    (I won't sell you my amps unless you sell for 700 or more.)
    ('We recommend a sell of 700' is ok, to suggest how much
    can be made in products mark-up is always helpful.)

    Tie-ins are illegal. ( You can have a deal on 10 Amps at 300,
    but only if you buy 10 cabs at 600 to go with the order.)

    The Reagan administration pretty much took the teeth out
    of the R-B act by telling the Justice Dept not to enforce it
    back in the 80's. It is still on the books. It is a good guideline
    for ethical sales practices.

    Individual parties damaged can sue vendors for triple damages, but proving the case is not so easy, and expensive.

    All that being said, Rik's themselves doesn't want their
    competitors to have their pricing merely by looking it up
    on the internet without working for it. That is way too easy.

    Vendors often come under pressure from customers not
    to sell the customer's competitors. Some vendors cave on
    this depending on how important the existing relationship
    is. Theoretically it is not legal but, typically the reasons
    (legitinmate or not) given are:

    You are not a stocking distibutor, (You are not carrying my line, just cherry-picking it.)

    You don't pay within terms or are not credit worthy.
    (Hosebag shut-off.)

    You can't buy our minimums. The minimums apply equally to
    everyone. (This is a good one).
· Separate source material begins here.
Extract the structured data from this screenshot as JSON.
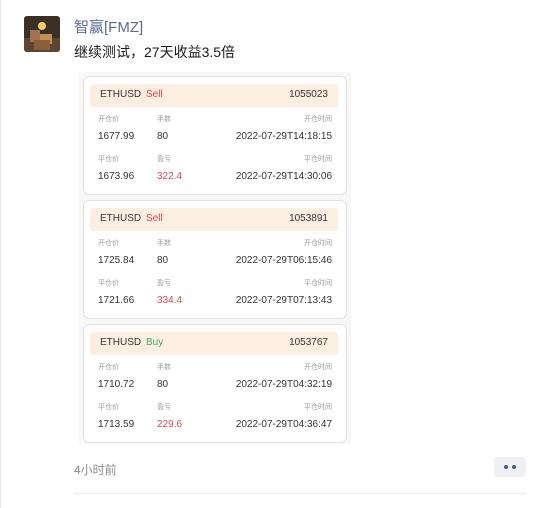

    You have excessive returns or unauthorized merchandise
    returns, or take unauthorized deductions.
    (Hosebag shutoff #2) ( A good rep solves this with
    buddhead tax on the order (Brad J and I had a good go round
    on this one some years back ...))

    I don't like you or your boss's attitude, so I am not returning
    your phone call. ( I have done this, it is called 'firing' your customer).

    So it is not so easy to 'pull' the line but it can be done,
    you have to be a bit careful about how you handle it,
    lest you open yourself to a suit.

    Just FYI from the colorful world of sales ... :D
  15. vacman


    Mar 8, 2004
    portland, or
    Read fellow lowenders, this is GREAT stuff. And thats coming from an old time sales dog.